----- Supplied information -----

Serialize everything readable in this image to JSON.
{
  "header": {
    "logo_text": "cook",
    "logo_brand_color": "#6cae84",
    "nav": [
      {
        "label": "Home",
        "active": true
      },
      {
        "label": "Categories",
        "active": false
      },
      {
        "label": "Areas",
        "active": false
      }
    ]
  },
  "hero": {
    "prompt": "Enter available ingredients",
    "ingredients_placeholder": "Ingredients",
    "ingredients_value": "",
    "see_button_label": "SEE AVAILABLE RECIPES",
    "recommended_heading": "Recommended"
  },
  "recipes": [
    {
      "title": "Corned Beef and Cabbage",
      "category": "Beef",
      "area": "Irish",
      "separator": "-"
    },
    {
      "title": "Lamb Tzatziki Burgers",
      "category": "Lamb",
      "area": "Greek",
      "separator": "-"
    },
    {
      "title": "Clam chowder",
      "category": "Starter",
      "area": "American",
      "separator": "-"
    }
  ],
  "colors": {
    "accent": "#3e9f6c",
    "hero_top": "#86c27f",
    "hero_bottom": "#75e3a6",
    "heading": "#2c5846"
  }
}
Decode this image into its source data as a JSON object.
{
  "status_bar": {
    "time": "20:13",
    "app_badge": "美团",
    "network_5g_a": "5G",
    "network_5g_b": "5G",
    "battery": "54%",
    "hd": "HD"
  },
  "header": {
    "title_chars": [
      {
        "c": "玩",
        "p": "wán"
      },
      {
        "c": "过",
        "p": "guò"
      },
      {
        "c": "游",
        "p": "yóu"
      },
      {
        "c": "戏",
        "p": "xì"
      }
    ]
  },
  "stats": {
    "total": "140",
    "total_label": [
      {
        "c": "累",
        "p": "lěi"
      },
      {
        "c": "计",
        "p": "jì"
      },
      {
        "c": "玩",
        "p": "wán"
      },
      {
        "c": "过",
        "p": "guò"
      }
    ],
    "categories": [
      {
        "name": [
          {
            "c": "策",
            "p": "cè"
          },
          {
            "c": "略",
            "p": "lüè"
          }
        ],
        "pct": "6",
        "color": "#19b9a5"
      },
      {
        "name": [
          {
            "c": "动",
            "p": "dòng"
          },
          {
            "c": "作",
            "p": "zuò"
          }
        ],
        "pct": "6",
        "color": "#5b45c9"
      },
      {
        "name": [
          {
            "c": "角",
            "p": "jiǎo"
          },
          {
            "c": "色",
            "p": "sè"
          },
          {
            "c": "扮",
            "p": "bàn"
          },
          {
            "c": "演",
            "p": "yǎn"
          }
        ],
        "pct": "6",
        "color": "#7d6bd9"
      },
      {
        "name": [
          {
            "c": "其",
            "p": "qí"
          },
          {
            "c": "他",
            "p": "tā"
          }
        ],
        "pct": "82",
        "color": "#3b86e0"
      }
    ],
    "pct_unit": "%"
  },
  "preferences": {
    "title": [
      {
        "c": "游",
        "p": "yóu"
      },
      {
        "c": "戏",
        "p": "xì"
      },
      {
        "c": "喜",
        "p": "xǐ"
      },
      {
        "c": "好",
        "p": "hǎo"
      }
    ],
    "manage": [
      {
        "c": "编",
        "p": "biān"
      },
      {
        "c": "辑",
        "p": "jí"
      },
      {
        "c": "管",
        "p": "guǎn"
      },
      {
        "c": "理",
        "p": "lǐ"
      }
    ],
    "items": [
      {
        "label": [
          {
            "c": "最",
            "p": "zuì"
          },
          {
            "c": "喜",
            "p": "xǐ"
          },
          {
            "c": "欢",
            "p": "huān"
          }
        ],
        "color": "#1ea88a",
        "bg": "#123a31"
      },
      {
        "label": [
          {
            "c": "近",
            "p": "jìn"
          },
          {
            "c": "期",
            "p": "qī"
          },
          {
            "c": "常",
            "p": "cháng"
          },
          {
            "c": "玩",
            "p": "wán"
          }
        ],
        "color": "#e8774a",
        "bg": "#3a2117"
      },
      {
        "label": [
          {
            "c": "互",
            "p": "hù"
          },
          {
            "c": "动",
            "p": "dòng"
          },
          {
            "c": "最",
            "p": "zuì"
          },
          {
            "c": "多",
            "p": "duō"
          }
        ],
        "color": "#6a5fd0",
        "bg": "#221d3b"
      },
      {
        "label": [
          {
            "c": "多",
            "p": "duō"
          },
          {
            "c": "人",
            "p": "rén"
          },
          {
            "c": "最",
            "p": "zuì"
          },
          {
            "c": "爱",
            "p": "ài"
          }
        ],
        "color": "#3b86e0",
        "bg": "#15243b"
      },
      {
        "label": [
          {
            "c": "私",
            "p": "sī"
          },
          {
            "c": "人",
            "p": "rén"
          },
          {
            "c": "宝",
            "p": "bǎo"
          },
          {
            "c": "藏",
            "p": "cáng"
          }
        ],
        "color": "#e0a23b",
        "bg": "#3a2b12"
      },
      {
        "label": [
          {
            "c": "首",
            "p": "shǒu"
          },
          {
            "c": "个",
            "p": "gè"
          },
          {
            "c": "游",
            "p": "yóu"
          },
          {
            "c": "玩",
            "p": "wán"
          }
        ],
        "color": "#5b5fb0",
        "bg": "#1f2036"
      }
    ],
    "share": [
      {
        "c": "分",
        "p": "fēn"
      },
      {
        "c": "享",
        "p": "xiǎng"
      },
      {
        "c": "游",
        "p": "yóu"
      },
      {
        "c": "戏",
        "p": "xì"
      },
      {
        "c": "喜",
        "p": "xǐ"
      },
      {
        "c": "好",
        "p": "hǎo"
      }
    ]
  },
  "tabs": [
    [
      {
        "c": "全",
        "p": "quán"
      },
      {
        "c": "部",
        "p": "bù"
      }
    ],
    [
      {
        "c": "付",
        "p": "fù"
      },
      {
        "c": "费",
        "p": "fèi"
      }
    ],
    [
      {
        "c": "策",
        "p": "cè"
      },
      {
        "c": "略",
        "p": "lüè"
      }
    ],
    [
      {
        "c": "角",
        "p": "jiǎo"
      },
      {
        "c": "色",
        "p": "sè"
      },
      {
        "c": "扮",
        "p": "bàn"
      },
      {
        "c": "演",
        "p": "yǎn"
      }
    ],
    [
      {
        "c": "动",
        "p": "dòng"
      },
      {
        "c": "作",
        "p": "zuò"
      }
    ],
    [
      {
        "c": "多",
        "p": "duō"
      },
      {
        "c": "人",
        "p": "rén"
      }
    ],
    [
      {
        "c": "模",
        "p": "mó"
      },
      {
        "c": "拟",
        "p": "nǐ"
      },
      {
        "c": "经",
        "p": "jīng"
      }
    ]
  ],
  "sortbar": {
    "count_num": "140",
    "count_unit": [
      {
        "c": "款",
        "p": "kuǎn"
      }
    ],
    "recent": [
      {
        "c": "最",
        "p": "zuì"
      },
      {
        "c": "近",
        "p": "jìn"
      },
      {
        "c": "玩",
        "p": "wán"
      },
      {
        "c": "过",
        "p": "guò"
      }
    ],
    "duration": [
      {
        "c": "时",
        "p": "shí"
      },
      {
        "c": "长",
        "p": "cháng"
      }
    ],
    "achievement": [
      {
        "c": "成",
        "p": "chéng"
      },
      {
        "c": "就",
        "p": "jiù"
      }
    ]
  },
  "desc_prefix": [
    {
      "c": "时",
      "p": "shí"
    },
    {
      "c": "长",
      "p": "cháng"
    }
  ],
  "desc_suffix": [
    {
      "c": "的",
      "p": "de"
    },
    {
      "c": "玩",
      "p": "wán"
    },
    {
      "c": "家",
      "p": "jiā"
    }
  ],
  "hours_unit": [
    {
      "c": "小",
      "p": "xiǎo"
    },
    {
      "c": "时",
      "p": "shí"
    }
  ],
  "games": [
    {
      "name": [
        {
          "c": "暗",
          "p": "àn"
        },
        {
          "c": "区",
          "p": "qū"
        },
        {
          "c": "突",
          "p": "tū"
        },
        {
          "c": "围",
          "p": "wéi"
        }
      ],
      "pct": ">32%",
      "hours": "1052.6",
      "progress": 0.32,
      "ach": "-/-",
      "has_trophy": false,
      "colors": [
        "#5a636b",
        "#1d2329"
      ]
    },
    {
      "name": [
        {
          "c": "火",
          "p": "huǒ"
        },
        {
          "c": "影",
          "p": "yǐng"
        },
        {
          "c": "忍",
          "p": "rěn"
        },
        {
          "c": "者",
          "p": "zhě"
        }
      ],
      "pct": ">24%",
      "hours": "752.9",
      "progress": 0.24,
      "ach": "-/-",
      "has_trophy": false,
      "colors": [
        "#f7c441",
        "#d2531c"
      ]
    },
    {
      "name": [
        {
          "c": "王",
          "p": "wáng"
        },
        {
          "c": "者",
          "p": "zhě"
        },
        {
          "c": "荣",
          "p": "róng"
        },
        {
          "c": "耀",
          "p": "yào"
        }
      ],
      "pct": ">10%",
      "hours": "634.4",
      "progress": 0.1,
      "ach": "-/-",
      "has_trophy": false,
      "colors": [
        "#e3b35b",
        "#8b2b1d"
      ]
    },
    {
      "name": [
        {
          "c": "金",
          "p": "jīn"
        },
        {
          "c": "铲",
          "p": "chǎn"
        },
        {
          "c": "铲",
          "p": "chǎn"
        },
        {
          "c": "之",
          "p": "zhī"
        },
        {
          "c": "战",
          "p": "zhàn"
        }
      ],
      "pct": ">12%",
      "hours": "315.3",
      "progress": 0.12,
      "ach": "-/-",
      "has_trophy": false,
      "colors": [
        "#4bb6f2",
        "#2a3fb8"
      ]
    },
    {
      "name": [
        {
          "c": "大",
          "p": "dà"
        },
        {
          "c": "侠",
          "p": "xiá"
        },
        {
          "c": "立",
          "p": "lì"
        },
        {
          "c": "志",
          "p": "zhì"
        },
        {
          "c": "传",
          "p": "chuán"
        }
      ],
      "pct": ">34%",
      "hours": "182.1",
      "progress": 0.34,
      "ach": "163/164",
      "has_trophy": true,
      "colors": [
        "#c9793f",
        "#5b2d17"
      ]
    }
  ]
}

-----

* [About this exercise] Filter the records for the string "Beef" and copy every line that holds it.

* [Task answer]
      "title": "Corned Beef and Cabbage",
      "category": "Beef",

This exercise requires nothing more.